Items from an interface collection:
• • • •

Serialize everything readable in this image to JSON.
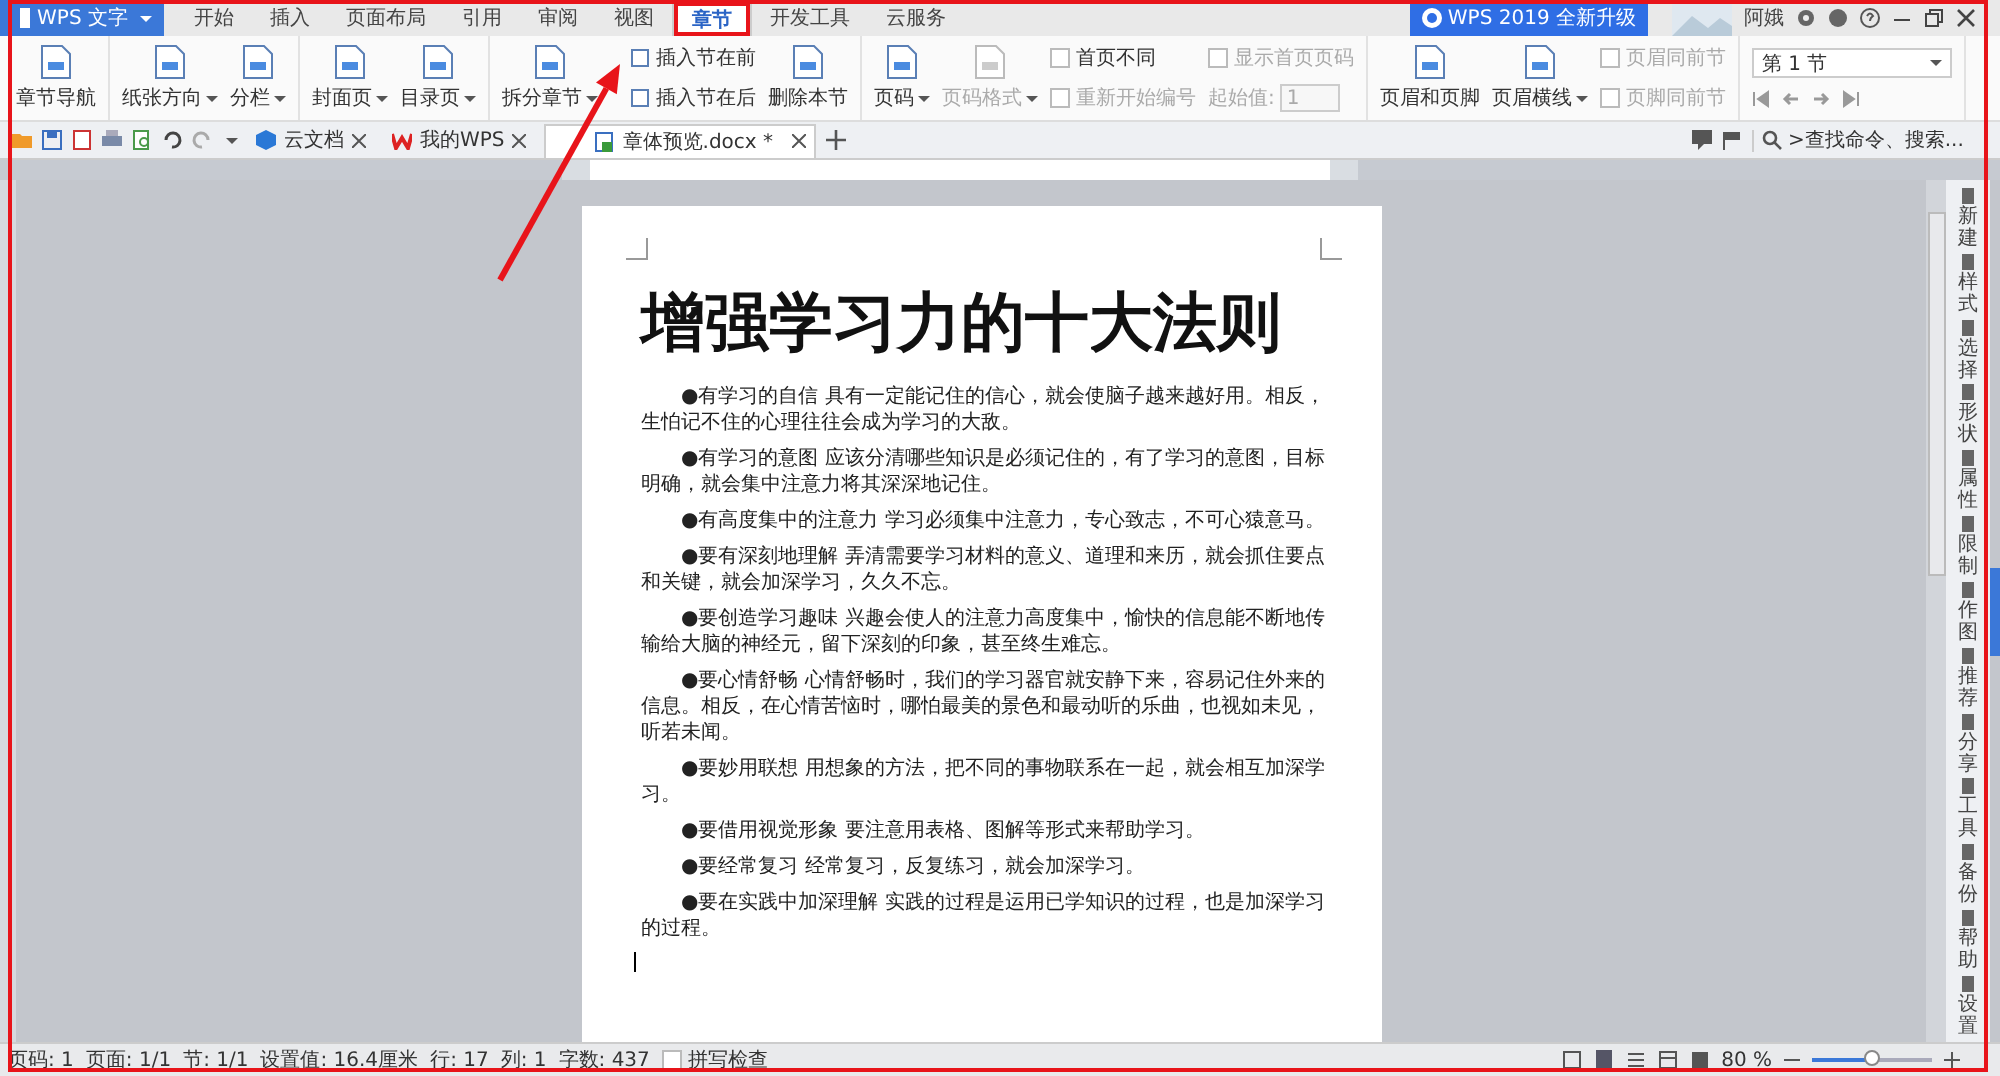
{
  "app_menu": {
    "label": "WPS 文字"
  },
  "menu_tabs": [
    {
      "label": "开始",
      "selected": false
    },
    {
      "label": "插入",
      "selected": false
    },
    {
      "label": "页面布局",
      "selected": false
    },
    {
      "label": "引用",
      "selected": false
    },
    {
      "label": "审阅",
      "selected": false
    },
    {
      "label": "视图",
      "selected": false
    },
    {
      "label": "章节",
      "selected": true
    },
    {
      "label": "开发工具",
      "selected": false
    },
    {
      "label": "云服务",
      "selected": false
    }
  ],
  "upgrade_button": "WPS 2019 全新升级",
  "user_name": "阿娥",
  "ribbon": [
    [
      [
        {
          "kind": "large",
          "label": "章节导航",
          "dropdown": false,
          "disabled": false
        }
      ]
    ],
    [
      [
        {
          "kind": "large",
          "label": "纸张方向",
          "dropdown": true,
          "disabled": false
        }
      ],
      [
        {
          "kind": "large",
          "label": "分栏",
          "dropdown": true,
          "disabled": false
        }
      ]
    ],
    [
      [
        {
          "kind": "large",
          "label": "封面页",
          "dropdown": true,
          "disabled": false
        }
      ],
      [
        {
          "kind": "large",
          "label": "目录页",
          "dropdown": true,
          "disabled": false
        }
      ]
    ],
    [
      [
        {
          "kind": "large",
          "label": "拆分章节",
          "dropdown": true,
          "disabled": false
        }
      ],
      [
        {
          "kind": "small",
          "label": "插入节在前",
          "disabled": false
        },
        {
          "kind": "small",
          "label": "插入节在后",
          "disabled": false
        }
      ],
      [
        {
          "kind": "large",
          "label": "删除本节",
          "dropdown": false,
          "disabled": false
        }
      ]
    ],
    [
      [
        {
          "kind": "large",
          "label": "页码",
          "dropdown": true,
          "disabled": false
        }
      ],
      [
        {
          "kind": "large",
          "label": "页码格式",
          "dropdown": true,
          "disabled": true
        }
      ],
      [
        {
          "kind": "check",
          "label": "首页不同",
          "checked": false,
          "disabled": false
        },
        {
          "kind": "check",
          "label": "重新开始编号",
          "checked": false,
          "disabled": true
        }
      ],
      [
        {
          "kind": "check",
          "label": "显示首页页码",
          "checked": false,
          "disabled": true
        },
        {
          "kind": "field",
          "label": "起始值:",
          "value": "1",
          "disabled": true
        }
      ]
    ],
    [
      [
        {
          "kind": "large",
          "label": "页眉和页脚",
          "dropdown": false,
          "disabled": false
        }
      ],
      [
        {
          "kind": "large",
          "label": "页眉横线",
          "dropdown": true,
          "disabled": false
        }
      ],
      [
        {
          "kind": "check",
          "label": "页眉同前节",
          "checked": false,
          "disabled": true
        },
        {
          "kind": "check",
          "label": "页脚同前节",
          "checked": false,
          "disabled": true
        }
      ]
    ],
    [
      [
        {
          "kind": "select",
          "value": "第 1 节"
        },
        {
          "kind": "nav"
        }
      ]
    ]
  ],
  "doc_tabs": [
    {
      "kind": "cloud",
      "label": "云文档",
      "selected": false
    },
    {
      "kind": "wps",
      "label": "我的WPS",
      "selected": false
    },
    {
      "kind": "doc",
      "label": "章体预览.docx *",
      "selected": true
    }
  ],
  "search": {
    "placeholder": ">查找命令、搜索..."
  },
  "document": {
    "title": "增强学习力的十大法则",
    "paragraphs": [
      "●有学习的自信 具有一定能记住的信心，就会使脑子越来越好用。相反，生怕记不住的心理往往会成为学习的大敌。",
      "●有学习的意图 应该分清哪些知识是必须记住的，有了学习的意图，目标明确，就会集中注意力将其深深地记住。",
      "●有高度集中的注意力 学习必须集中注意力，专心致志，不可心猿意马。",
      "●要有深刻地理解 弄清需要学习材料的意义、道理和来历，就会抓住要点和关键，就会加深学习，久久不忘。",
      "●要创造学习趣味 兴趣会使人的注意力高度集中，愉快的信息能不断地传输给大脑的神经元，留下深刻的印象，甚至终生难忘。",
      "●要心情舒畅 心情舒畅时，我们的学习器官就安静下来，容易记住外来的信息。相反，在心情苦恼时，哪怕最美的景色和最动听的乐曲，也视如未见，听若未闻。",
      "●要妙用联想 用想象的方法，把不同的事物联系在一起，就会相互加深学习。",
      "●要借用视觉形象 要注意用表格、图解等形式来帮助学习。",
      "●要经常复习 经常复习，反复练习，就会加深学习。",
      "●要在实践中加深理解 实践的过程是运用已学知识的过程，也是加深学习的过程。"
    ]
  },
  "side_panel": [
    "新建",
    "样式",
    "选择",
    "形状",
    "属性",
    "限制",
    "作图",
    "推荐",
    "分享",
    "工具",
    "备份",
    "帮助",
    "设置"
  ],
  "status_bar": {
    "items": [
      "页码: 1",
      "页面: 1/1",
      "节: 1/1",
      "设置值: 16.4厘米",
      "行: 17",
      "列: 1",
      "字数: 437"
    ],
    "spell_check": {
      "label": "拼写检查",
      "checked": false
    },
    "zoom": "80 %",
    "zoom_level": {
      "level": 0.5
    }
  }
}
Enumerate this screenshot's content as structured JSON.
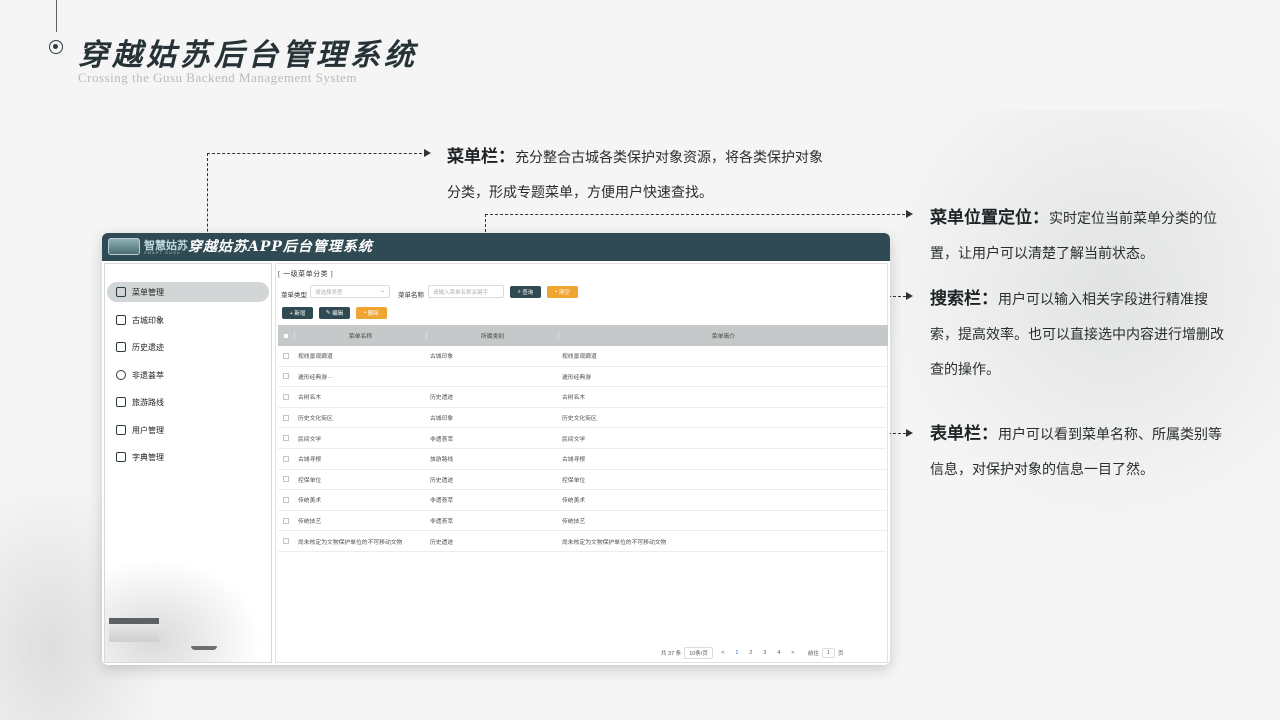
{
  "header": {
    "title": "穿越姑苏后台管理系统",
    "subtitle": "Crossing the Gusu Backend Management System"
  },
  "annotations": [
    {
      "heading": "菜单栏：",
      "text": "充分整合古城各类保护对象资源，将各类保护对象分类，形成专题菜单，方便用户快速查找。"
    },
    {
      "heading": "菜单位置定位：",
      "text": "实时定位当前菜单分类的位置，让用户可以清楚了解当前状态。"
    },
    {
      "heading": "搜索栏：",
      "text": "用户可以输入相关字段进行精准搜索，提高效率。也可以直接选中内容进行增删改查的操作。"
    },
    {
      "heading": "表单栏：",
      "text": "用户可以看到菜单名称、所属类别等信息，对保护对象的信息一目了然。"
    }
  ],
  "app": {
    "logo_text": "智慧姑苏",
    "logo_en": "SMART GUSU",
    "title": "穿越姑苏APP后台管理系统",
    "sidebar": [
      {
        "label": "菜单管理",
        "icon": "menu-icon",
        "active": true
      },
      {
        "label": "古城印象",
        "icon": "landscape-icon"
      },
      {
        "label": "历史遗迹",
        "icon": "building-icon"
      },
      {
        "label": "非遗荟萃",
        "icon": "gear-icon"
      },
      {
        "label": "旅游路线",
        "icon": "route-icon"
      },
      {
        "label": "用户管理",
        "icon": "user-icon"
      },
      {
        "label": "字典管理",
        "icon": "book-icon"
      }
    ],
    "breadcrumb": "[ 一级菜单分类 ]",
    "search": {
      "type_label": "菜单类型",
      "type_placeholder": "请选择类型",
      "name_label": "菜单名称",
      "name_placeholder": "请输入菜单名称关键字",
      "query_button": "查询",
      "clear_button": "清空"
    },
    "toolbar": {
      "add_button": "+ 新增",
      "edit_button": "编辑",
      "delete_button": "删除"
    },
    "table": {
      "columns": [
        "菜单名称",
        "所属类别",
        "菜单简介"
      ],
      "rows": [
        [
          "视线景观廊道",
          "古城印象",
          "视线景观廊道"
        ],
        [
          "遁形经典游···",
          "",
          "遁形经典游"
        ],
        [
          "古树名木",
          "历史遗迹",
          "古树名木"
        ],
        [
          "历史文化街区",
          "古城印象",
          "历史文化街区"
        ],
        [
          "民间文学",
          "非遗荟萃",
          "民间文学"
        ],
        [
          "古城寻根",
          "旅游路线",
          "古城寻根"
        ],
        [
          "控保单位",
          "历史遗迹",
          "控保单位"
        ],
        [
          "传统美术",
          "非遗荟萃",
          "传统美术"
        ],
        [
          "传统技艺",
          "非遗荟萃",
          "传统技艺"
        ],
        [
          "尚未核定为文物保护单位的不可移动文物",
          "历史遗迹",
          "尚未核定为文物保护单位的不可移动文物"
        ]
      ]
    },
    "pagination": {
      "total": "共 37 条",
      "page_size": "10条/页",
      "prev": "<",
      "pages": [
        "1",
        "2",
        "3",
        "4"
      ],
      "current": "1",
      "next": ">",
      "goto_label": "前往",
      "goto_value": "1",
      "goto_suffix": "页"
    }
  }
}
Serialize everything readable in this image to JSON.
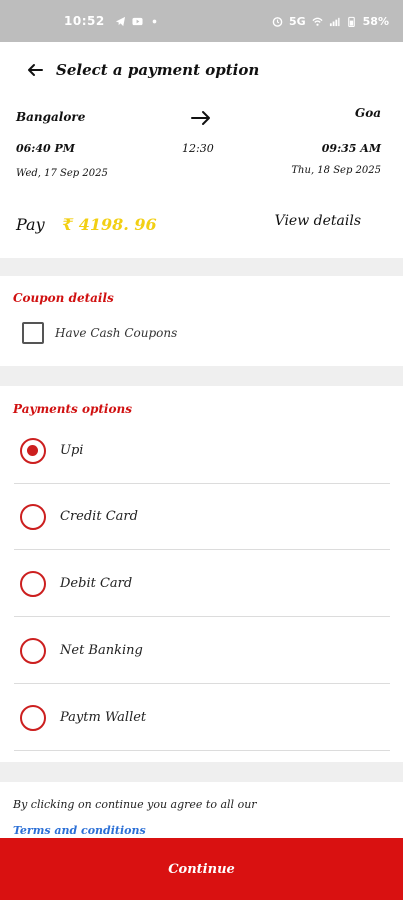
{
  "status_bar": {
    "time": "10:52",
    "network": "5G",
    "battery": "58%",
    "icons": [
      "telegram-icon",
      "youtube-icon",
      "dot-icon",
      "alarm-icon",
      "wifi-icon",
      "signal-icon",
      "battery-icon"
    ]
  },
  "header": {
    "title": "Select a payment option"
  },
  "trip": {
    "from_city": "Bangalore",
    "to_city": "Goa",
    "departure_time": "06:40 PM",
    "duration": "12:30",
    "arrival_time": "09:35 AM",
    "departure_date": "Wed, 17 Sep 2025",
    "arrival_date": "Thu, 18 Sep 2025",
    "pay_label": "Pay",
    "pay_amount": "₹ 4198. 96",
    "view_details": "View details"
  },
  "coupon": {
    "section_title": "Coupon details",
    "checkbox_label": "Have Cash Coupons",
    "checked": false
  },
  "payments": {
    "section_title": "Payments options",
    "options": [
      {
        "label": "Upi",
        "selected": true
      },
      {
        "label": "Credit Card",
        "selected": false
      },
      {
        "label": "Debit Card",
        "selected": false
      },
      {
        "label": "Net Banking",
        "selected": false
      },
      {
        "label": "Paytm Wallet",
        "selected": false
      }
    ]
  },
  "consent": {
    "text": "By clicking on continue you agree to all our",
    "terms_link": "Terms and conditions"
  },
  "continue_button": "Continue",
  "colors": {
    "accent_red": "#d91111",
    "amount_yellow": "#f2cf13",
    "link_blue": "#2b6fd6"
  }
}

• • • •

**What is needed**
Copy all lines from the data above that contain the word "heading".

**Expected answer**
      "heading": "菜单栏：",
      "heading": "菜单位置定位：",
      "heading": "搜索栏：",
      "heading": "表单栏：",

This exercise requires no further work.